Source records
-----

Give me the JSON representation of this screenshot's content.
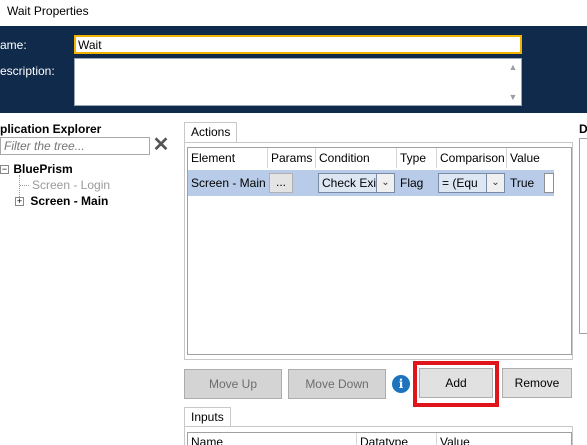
{
  "window": {
    "title": "Wait Properties"
  },
  "header": {
    "name_label": "ame:",
    "name_value": "Wait",
    "description_label": "escription:",
    "description_value": ""
  },
  "app_explorer": {
    "title": "plication Explorer",
    "filter_placeholder": "Filter the tree...",
    "tree": {
      "root": "BluePrism",
      "children": [
        {
          "label": "Screen - Login",
          "greyed": true
        },
        {
          "label": "Screen - Main",
          "bold": true,
          "expandable": true
        }
      ]
    }
  },
  "actions": {
    "tab_label": "Actions",
    "columns": [
      "Element",
      "Params",
      "Condition",
      "Type",
      "Comparison",
      "Value"
    ],
    "rows": [
      {
        "element": "Screen - Main",
        "params_button": "...",
        "condition": "Check Exi",
        "type": "Flag",
        "comparison": "= (Equ",
        "value": "True"
      }
    ],
    "buttons": {
      "move_up": "Move Up",
      "move_down": "Move Down",
      "add": "Add",
      "remove": "Remove"
    }
  },
  "inputs": {
    "tab_label": "Inputs",
    "columns": [
      "Name",
      "Datatype",
      "Value"
    ]
  },
  "right_panel": {
    "label": "D"
  },
  "colors": {
    "header_bg": "#0f2a4a",
    "name_border": "#f0b400",
    "selected_row": "#b8cbe8",
    "highlight": "#e0151b",
    "info_blue": "#1e73be"
  }
}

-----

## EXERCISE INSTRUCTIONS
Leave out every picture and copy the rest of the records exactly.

## OUTPUT FOR THIS EXERCISE
Give me the JSON representation of this screenshot's content.
{
  "window": {
    "title": "Wait Properties"
  },
  "header": {
    "name_label": "ame:",
    "name_value": "Wait",
    "description_label": "escription:",
    "description_value": ""
  },
  "app_explorer": {
    "title": "plication Explorer",
    "filter_placeholder": "Filter the tree...",
    "tree": {
      "root": "BluePrism",
      "children": [
        {
          "label": "Screen - Login",
          "greyed": true
        },
        {
          "label": "Screen - Main",
          "bold": true,
          "expandable": true
        }
      ]
    }
  },
  "actions": {
    "tab_label": "Actions",
    "columns": [
      "Element",
      "Params",
      "Condition",
      "Type",
      "Comparison",
      "Value"
    ],
    "rows": [
      {
        "element": "Screen - Main",
        "params_button": "...",
        "condition": "Check Exi",
        "type": "Flag",
        "comparison": "= (Equ",
        "value": "True"
      }
    ],
    "buttons": {
      "move_up": "Move Up",
      "move_down": "Move Down",
      "add": "Add",
      "remove": "Remove"
    }
  },
  "inputs": {
    "tab_label": "Inputs",
    "columns": [
      "Name",
      "Datatype",
      "Value"
    ]
  },
  "right_panel": {
    "label": "D"
  },
  "colors": {
    "header_bg": "#0f2a4a",
    "name_border": "#f0b400",
    "selected_row": "#b8cbe8",
    "highlight": "#e0151b",
    "info_blue": "#1e73be"
  }
}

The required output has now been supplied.